Discuss the importance of reflection in relation to professional development.Watch
As part of my CACHE Early years Educator Level 3 I have been asked to share my research about theoretical perspectives on the relation in professional development.
Please read the following researched;
Theoretical perspectives on reflection in professional development.
The term ‘reflective practice’ is used to describe the process of thinking about the work that a professional practitioner does. It involves observing, questioning, evaluating and making improvements to a practitioner's profession and own practice and that of the practitioner's colleagues in the setting. Reflective practice is important because it helps the practitioner to:
a) Monitor the practitioner's own practice and the practice of his colleagues.
b) Evaluate the effectiveness of the practitioner's practice, identifying strengths and areas for improvement.
c) Review and revise the practitioner's practice and implement new ideas.
d) Enrich the quality of practitioner's provision in the setting and improve outcomes for children and their families.
e) Improve practitioner's perspective and professional behaviour.
f) Observe and learn from children.
g) Communicate with and learn from colleagues and others.
Reflection is also a very useful tool for developing best practice and identifying areas for improvement and it should be part of a practitioner's everyday work with young children. Professional reflective practice should be based on sound, evidence-based research. This ensures that the best available research results are used in the process of making decisions and improving practice. Furthermore, reflective practice can contribute to the ongoing research process by challenging ideas and encouraging critical thinking.
The following are theorists based on cyclical models, which encourage the process of ongoing reflection.
1. Kolb’s Experiential Learning Cycle (1984)
One of the theorists' theory is Kolb's learning cycle. Kolb’s learning cycle is said to be very easy and straightforward to understand and to follow.
David Kolb's experiential learning theory involves the acquisition of abstract concepts that can be applied flexibly in a range of situations.
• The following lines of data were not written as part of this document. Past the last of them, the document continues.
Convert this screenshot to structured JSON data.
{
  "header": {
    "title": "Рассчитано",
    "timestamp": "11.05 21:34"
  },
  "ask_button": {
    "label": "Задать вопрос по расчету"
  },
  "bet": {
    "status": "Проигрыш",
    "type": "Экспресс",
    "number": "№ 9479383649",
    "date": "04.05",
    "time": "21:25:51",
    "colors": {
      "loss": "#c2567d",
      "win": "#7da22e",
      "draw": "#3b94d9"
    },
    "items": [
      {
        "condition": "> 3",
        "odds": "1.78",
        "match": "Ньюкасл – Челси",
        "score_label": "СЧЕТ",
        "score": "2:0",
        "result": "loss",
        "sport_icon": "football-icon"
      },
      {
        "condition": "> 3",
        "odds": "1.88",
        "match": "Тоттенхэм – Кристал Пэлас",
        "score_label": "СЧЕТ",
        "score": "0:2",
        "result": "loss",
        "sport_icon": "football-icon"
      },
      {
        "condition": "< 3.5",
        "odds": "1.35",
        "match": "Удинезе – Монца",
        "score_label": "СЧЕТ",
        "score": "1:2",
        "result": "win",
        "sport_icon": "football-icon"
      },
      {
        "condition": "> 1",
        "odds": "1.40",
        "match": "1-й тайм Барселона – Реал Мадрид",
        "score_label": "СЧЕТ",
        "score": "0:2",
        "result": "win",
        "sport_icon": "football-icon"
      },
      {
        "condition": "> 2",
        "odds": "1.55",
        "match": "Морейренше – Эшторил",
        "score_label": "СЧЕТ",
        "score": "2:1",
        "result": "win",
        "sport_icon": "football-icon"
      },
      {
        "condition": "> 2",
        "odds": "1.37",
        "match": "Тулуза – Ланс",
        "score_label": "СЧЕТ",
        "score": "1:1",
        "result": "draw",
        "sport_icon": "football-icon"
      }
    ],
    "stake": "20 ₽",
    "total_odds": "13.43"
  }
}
In Kolb’s theory, the impetus for the development of new concepts is provided by new experiences.
Kolb's experiential learning style theory is typically represented by a four stage learning cycle in which the learner 'touches all the bases’:
Concrete Experience: Immerse yourself in the experience. What happened?
Reflective Observation: What did you notice about the experience? What did it make you think about?
Abstract Conceptualization: How might you change things?
Active Experimentation: Try out you new ideas.
2. Gibbs Cycle of Reflection (1988)
Gibbs’ model was developed from David Kolb’s 4 stage experiential learning cycle. Kolb’s model is referred to as an experiential learning model, which relates to learning through experience, Gibbs’ model is referred to as an iterative model, which relates to learning through repetition. In theory, the reflective process follows the 6 steps of the model so that each step informs the next. The aims of using Gibbs’ reflective cycle are to:
a) Challenge a practitioner's assumptions.
b) Explore new ideas or different ways of doing or thinking about things.
c) Promote self-improvement by identifying your own strengths and weaknesses and taking action to address them.
d) Link theory and practice by combining doing with thinking.
Description - What happened?
Feelings - What were you thinking and feeling?
Evaluation - What was good and bad about the experience?
Analysis - What sense can you make of the situation?
Conclusion - What else could you have done?
Action Plan - If it arose again, what would you do?
3. Schon’s process of continuous learning (1995)
Donald Schon suggested that the capacity to reflect in order to engage in a process of continuous learning was one of the defining characteristics of professional practice. He described two distinct processes of reflection:
Reflecting-in-action: thinking ‘as you go’ about what you are doing, how well you are performing and how successful you are with different tasks.
Reflecting-on-action: thinking ‘after the event’ when you have completed a task you can consider afterwards what worked well, or how things could have been managed differently.
Schön believed in the concept of improvisation and incorporating life experiences into the process of learning. In this way, through experience, learning and practice, practitioners can continually improve our work and become true 'reflective practitioners'.
4. Johns’ five stage model (2000)
Christopher Johns model is based on five stages that enable you to break down your experience and reflect on the process and outcomes. This model encourages the reflective practitioner to explore how experience has changed and improved their practice. The stages are as follows:
Description of the experience: what were the significant factors?
Reflection: what was I trying to achieve, and what were the consequences?
Influencing factors: what factors affected my decision making?
Could I have dealt with it better? What other choices did I have?
What will change because of this experience? How has this experience changed my knowledge and personal awareness?
These models examine the process of reflection in slightly different ways however, they are all based on the same basic principles:
a) Begin with the concrete experience, ‘describe what happened’.
b) Review the experience by reflecting on ‘what went well?’ and ‘what didn’t go so well?’ (identify strengths and areas for improvement).
c) Analyse what has been learned from the experience, ‘what could be improved or changed?’
d) Implement a new plan to try out the different strategy or approach.
Most theories of reflection encourage the process of ongoing reflection.
Thank you and I welcome all comments